§ Exercise objective: Pictures must be dropped from the copy of the entries below; all else is returned exactly.

*** Opening of Given entries ***

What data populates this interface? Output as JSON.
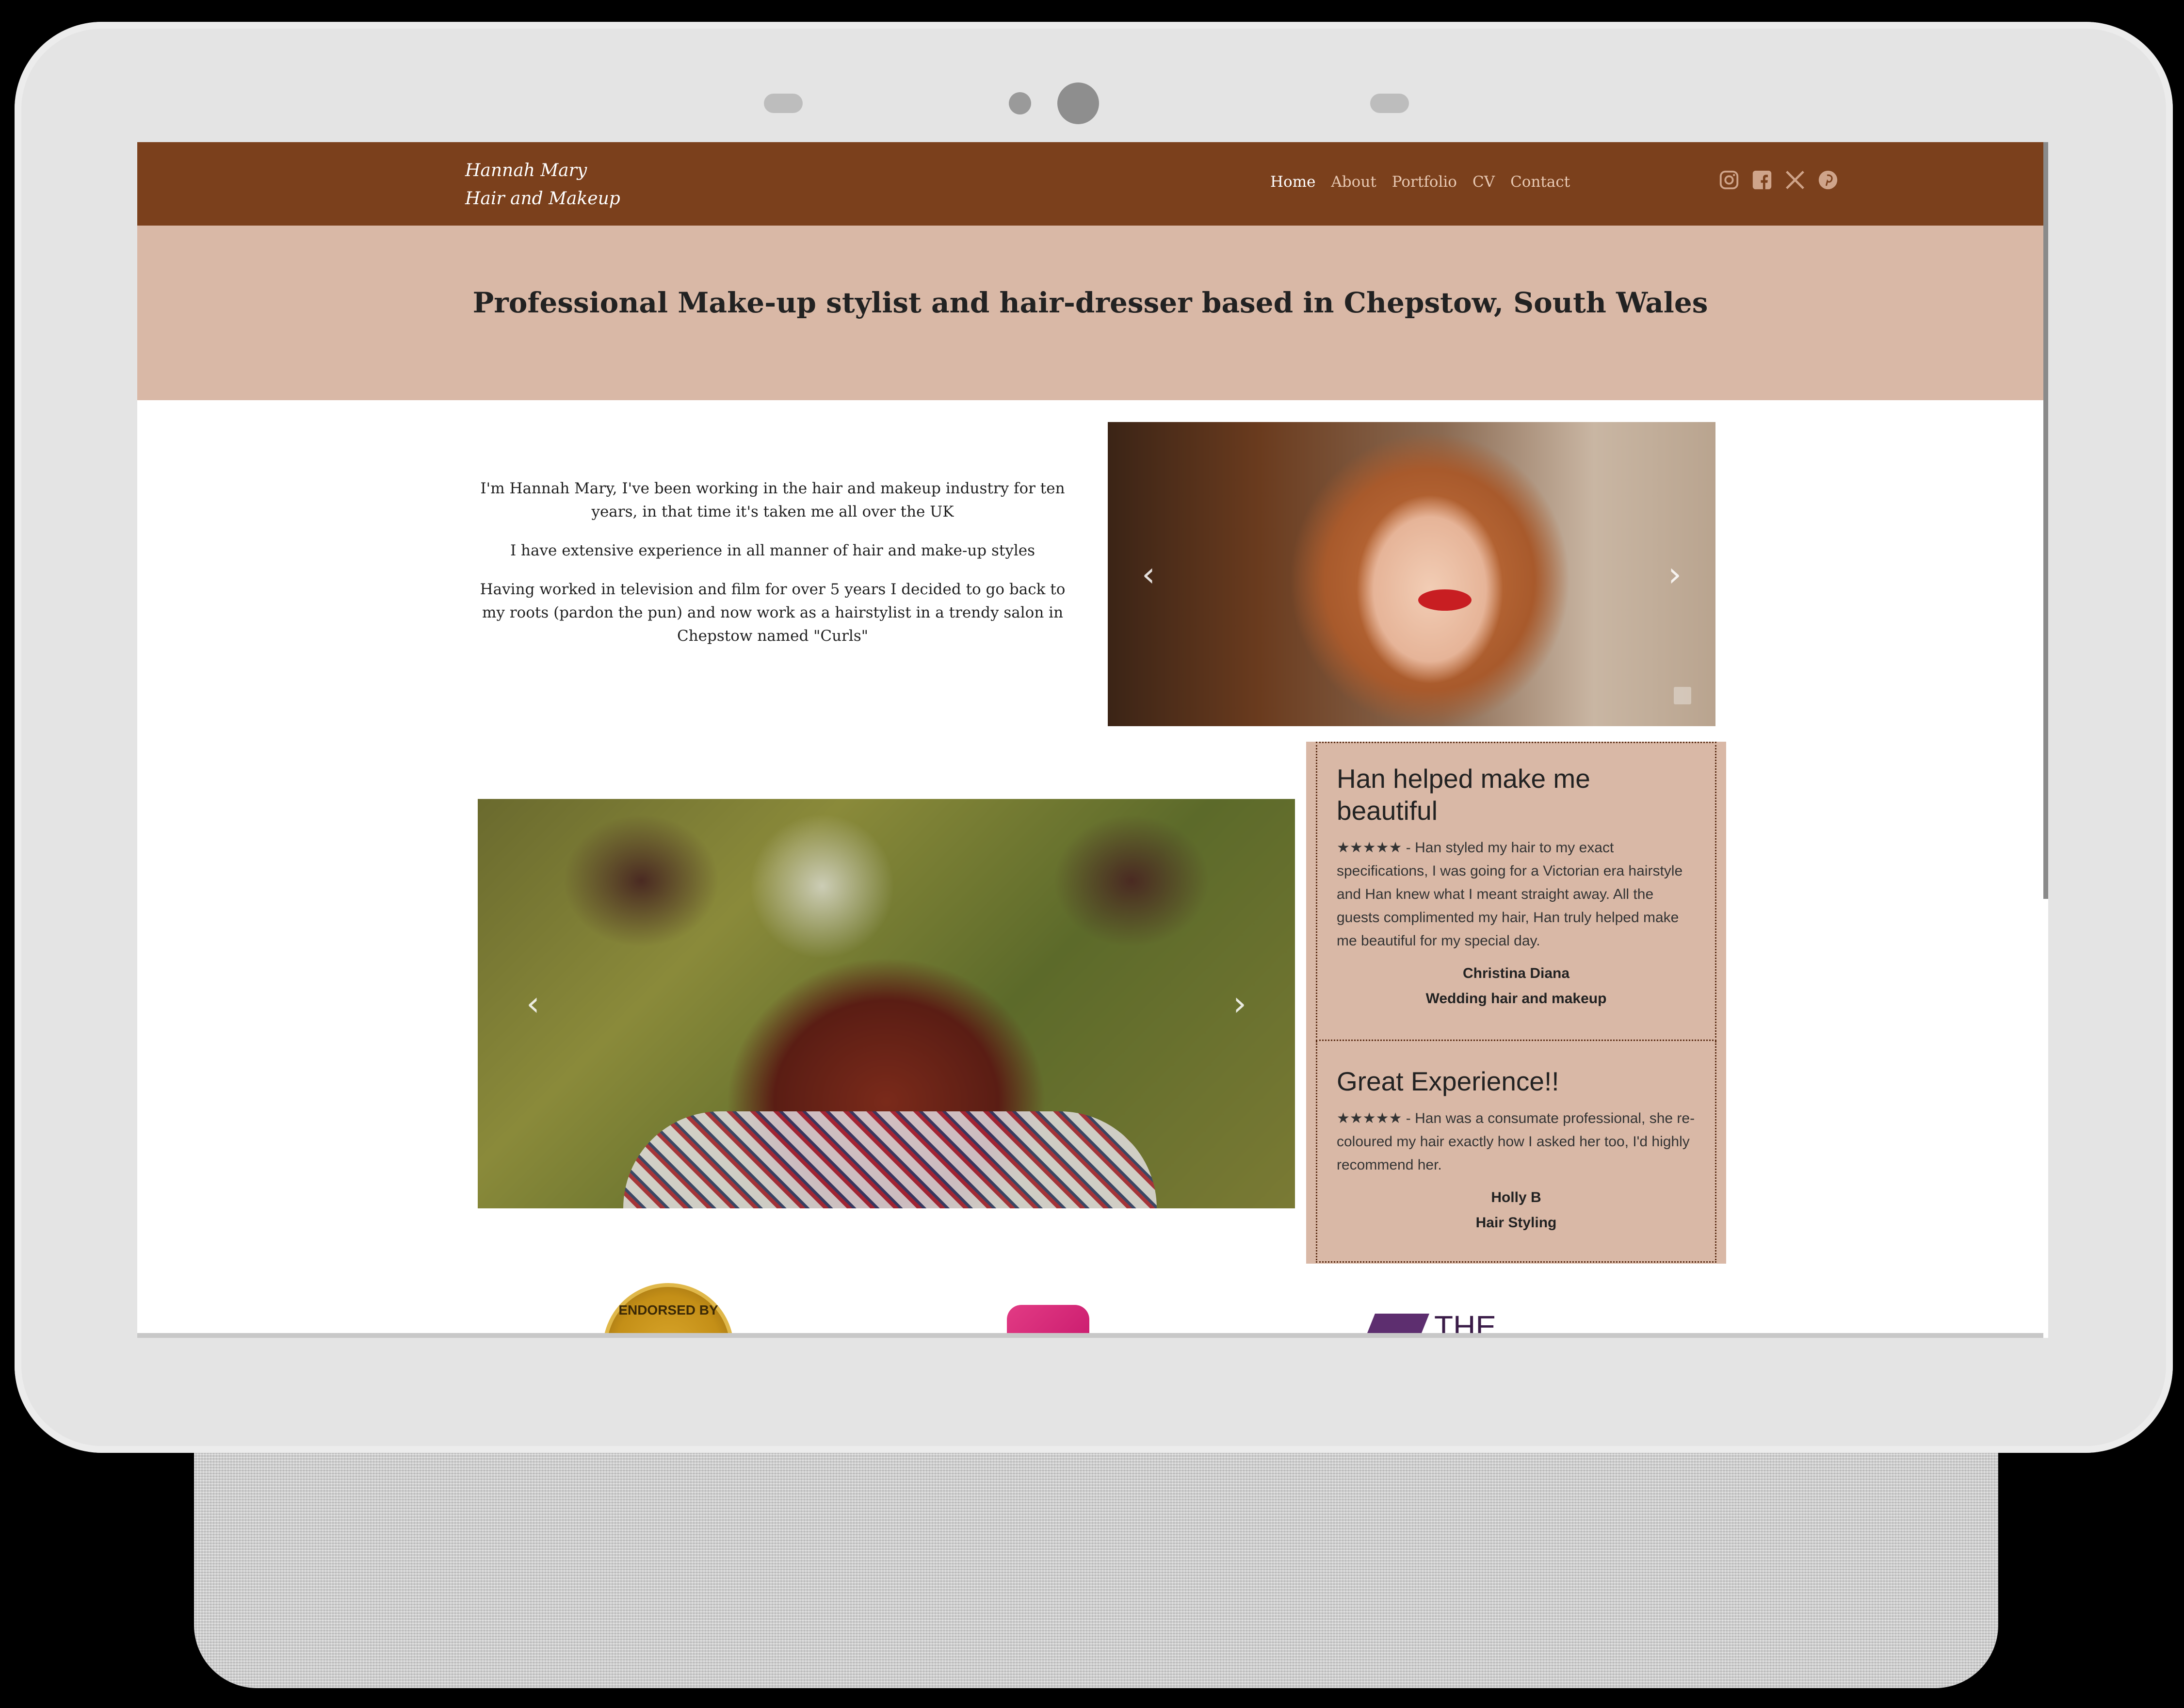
{
  "brand": {
    "line1": "Hannah Mary",
    "line2": "Hair and Makeup"
  },
  "nav": {
    "items": [
      {
        "label": "Home",
        "active": true
      },
      {
        "label": "About",
        "active": false
      },
      {
        "label": "Portfolio",
        "active": false
      },
      {
        "label": "CV",
        "active": false
      },
      {
        "label": "Contact",
        "active": false
      }
    ],
    "socials": [
      "instagram-icon",
      "facebook-icon",
      "x-icon",
      "pinterest-icon"
    ]
  },
  "hero": {
    "title": "Professional Make-up stylist and hair-dresser based in Chepstow, South Wales"
  },
  "intro": {
    "paragraphs": [
      "I'm Hannah Mary, I've been working in the hair and makeup industry for ten years, in that time it's taken me all over the UK",
      "I have extensive experience in all manner of hair and make-up styles",
      "Having worked in television and film for over 5 years I decided to go back to my roots (pardon the pun) and now work as a hairstylist in a trendy salon in Chepstow named \"Curls\""
    ]
  },
  "carousel": {
    "prev_glyph": "‹",
    "next_glyph": "›"
  },
  "reviews": [
    {
      "title": "Han helped make me beautiful",
      "text": "★★★★★ - Han styled my hair to my exact specifications, I was going for a Victorian era hairstyle and Han knew what I meant straight away. All the guests complimented my hair, Han truly helped make me beautiful for my special day.",
      "author": "Christina Diana",
      "service": "Wedding hair and makeup"
    },
    {
      "title": "Great Experience!!",
      "text": "★★★★★ - Han was a consumate professional, she re-coloured my hair exactly how I asked her too, I'd highly recommend her.",
      "author": "Holly B",
      "service": "Hair Styling"
    }
  ],
  "logos": {
    "endorsed_text": "ENDORSED BY",
    "the_text": "THE"
  },
  "colors": {
    "navbar": "#7b401c",
    "accent_band": "#d9b8a6",
    "nav_link": "#e8c9b3"
  }
}
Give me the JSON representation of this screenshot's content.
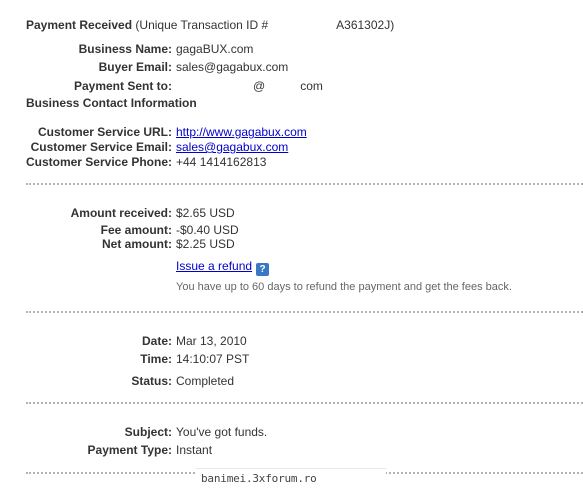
{
  "header": {
    "title": "Payment Received",
    "transaction_label": "(Unique Transaction ID #",
    "transaction_id_visible": "A361302J)"
  },
  "business": {
    "name_label": "Business Name:",
    "name_value": "gagaBUX.com",
    "email_label": "Buyer Email:",
    "email_value": "sales@gagabux.com",
    "sent_to_label": "Payment Sent to:",
    "sent_to_at": "@",
    "sent_to_domain": "com"
  },
  "contact": {
    "section_title": "Business Contact Information",
    "url_label": "Customer Service URL:",
    "url_value": "http://www.gagabux.com",
    "email_label": "Customer Service Email:",
    "email_value": "sales@gagabux.com",
    "phone_label": "Customer Service Phone:",
    "phone_value": "+44 1414162813"
  },
  "amounts": {
    "received_label": "Amount received:",
    "received_value": "$2.65 USD",
    "fee_label": "Fee amount:",
    "fee_value": "-$0.40 USD",
    "net_label": "Net amount:",
    "net_value": "$2.25 USD",
    "refund_link": "Issue a refund",
    "refund_help_icon": "?",
    "refund_note": "You have up to 60 days to refund the payment and get the fees back."
  },
  "details": {
    "date_label": "Date:",
    "date_value": "Mar 13, 2010",
    "time_label": "Time:",
    "time_value": "14:10:07 PST",
    "status_label": "Status:",
    "status_value": "Completed"
  },
  "message": {
    "subject_label": "Subject:",
    "subject_value": "You've got funds.",
    "type_label": "Payment Type:",
    "type_value": "Instant"
  },
  "footer": {
    "watermark": "banimei.3xforum.ro"
  },
  "colors": {
    "link": "#0000cc",
    "text": "#333333",
    "separator": "#b3b3b3",
    "help_icon": "#3a78c6"
  }
}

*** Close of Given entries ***

§ Response to the exercise:
What data populates this interface? Output as JSON.
{
  "brand": {
    "line1": "Hannah Mary",
    "line2": "Hair and Makeup"
  },
  "nav": {
    "items": [
      {
        "label": "Home",
        "active": true
      },
      {
        "label": "About",
        "active": false
      },
      {
        "label": "Portfolio",
        "active": false
      },
      {
        "label": "CV",
        "active": false
      },
      {
        "label": "Contact",
        "active": false
      }
    ],
    "socials": [
      "instagram-icon",
      "facebook-icon",
      "x-icon",
      "pinterest-icon"
    ]
  },
  "hero": {
    "title": "Professional Make-up stylist and hair-dresser based in Chepstow, South Wales"
  },
  "intro": {
    "paragraphs": [
      "I'm Hannah Mary, I've been working in the hair and makeup industry for ten years, in that time it's taken me all over the UK",
      "I have extensive experience in all manner of hair and make-up styles",
      "Having worked in television and film for over 5 years I decided to go back to my roots (pardon the pun) and now work as a hairstylist in a trendy salon in Chepstow named \"Curls\""
    ]
  },
  "carousel": {
    "prev_glyph": "‹",
    "next_glyph": "›"
  },
  "reviews": [
    {
      "title": "Han helped make me beautiful",
      "text": "★★★★★ - Han styled my hair to my exact specifications, I was going for a Victorian era hairstyle and Han knew what I meant straight away. All the guests complimented my hair, Han truly helped make me beautiful for my special day.",
      "author": "Christina Diana",
      "service": "Wedding hair and makeup"
    },
    {
      "title": "Great Experience!!",
      "text": "★★★★★ - Han was a consumate professional, she re-coloured my hair exactly how I asked her too, I'd highly recommend her.",
      "author": "Holly B",
      "service": "Hair Styling"
    }
  ],
  "logos": {
    "endorsed_text": "ENDORSED BY",
    "the_text": "THE"
  },
  "colors": {
    "navbar": "#7b401c",
    "accent_band": "#d9b8a6",
    "nav_link": "#e8c9b3"
  }
}
Give me the JSON representation of this screenshot's content.
{
  "header": {
    "title": "Payment Received",
    "transaction_label": "(Unique Transaction ID #",
    "transaction_id_visible": "A361302J)"
  },
  "business": {
    "name_label": "Business Name:",
    "name_value": "gagaBUX.com",
    "email_label": "Buyer Email:",
    "email_value": "sales@gagabux.com",
    "sent_to_label": "Payment Sent to:",
    "sent_to_at": "@",
    "sent_to_domain": "com"
  },
  "contact": {
    "section_title": "Business Contact Information",
    "url_label": "Customer Service URL:",
    "url_value": "http://www.gagabux.com",
    "email_label": "Customer Service Email:",
    "email_value": "sales@gagabux.com",
    "phone_label": "Customer Service Phone:",
    "phone_value": "+44 1414162813"
  },
  "amounts": {
    "received_label": "Amount received:",
    "received_value": "$2.65 USD",
    "fee_label": "Fee amount:",
    "fee_value": "-$0.40 USD",
    "net_label": "Net amount:",
    "net_value": "$2.25 USD",
    "refund_link": "Issue a refund",
    "refund_help_icon": "?",
    "refund_note": "You have up to 60 days to refund the payment and get the fees back."
  },
  "details": {
    "date_label": "Date:",
    "date_value": "Mar 13, 2010",
    "time_label": "Time:",
    "time_value": "14:10:07 PST",
    "status_label": "Status:",
    "status_value": "Completed"
  },
  "message": {
    "subject_label": "Subject:",
    "subject_value": "You've got funds.",
    "type_label": "Payment Type:",
    "type_value": "Instant"
  },
  "footer": {
    "watermark": "banimei.3xforum.ro"
  },
  "colors": {
    "link": "#0000cc",
    "text": "#333333",
    "separator": "#b3b3b3",
    "help_icon": "#3a78c6"
  }
}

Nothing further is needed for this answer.